“I think Dr. King’s example and my own personal one illustrates the wearing down on children that inequality creates,” Manzano said. “It starts at an early age and the results are long-lasting. Sesame Street understood that. The idealistic idea behind the show was to help dispel years of children receiving messages that challenge their self-worth.”

It was Latino activists who pushed Sesame Street to expand the diversity of characters on the show, which resulted in 1971 in Manzano joining the cast as “Maria” and actor Emilio Delgado joining as “Luis.” The characters worked together in the Fix-It Shop where Manzano joked Tuesday she spent 44 years repairing the same toaster.

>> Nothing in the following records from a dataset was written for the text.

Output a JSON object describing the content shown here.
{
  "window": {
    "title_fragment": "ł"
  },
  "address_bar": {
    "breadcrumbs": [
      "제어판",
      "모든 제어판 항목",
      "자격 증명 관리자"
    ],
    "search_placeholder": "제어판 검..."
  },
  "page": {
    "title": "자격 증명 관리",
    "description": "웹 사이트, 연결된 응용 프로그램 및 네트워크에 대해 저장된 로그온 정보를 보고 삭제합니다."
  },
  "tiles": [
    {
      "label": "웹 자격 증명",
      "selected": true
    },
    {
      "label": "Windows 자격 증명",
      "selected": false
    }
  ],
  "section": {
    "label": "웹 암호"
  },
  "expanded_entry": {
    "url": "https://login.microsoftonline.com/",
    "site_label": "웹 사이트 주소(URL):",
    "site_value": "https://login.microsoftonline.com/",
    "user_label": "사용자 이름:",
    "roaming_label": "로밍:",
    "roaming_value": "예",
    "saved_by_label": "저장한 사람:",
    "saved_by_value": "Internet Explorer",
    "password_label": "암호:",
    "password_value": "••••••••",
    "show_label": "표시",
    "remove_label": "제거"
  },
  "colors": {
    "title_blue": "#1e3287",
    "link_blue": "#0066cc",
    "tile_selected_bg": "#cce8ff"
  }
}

Manzano brought to the role her own experiences growing up in the Bronx and the pride that had grown within her of being a Puerto Rican and a Latina. “My effect on the show was in keeping with the social realizations I was going through at the time,” she said. “The producers kept telling me that Maria should be a real person. The only way to do that was to never forget who I was. So I always imagined a little kid watching television looking for comfort the same way I used to watch television to look for comfort.”

While proud of all that she, her cast members and the show has accomplished, Manzano said she is also disappointed that much of the momentum created during the civil rights movement has not led to sustained and broader changes in society. “We deny climate change even as we burn in the fires that climate change causes,” Manzano said. “We are living in such harsh, unsympathetic times. People aren’t happy to win elections. They have to kick the defeated as well.”

That said, the civil rights movement and the legacy of King have shown that things can change within a generation, and she’s optimistic that change will continue going forward. “Young people began the movement in the 1960s, and they can do it again,” she said.

Manzano is grateful for the praise she receives for breaking new ground in television, but admits that she’s not the only one who could have accomplished what she has accomplished. “I was simply one of the first who was allowed a seat at the great American table,” she said.

Manzano was introduced at the event by Associate Professor of Education and Director of Intercultural Education Cherrel Miller Dyce, who said the commemorative address is the anchor for the broad variety of events Elon hosts during January to celebrate the work of King. “I often imagine what the state of this republic would be if Dr. King was still alive,” Miller Dyce told the crowd. “In these moments of reflection, I am comforted that although he’s no longer here, the spirit of his passion, commitment, tenacity, reconciliation and relentless faith lives in you and me.”